After painting and drawing for most of his life, Gregory began showing his work publicly in 1999 and now has a respectable list of private and corporate collectors throughout the United States.
Gregory’s paintings were exhibited by the SFMOMA Artists Gallery for over ten years. He has been featured at galleries in Northern California and Northern Nevada and was included in a group exhibit at the Nevada Museum of Art. He was also one of the first mixed-media artists to be accepted to the Sausalito Art Festival.
Since 2006 he has been selling his work online on his own site as well as SaatchiArt.com and ArtFinder.com.
Even before coming to the High Sierra, where the outdoor environment and it’s seasonal changes are so dramatic, I was drawn to the landscape as a subject for my drawings and paintings. Although the work shown here is from a few different series, involving different techniques and mediums, they are all connected by my intuitive style of working with materials and color.

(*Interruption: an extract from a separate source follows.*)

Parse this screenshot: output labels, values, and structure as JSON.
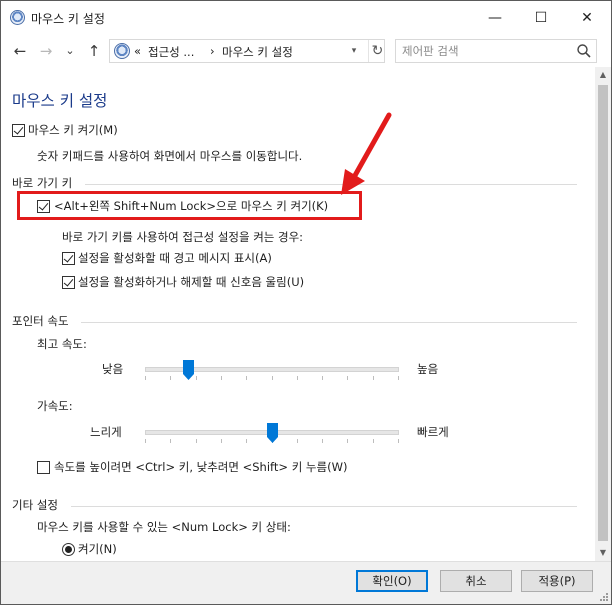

Some of the landscape work, such as the Seasons Series, is influenced by my professional experience in design and architecture. Combining the constraints of a grid with the completely unrestrained wilderness creates a contrast of forms and composition that I find endlessly challenging and visually pleasing.
In another series, titled Displacement, prints and drawings were combined to create mixed media work featuring dead or dying trees “displaced” into a living landscape. Another juxtaposition, but this time in medium as well as subject matter.
For me, painting is much more about the journey than the destination and I have always made a point of truthfully exposing the process in my work. What may be perceived as unfinished is actually telling a story and creating a dialogue between the viewer and myself about how the piece was created.
ROSES FOR THERESE SERIES
Following a major surgery, my wife Therese decided to dry the flowers she was given while in the hospital, and they were hanging in our house. As caregiver, I was unable to get outdoors to draw or paint so the flowers grabbed my interest and eventually became my subject. Up to that point, I had not done much representational work, but the process turned out to be a beneficial escape. Tedious detail, which I normally avoided, was actually enjoyable and therapeutic. With each new piece, my natural brush work returned to compliment the realism. The results were both pleasing and cathartic.
Roses for Therese became the largest and most personal group of paintings I have produced to date. Emotions from a difficult time in our lives are unsympathetically exposed in this work, and I will always appreciate the healing they provided.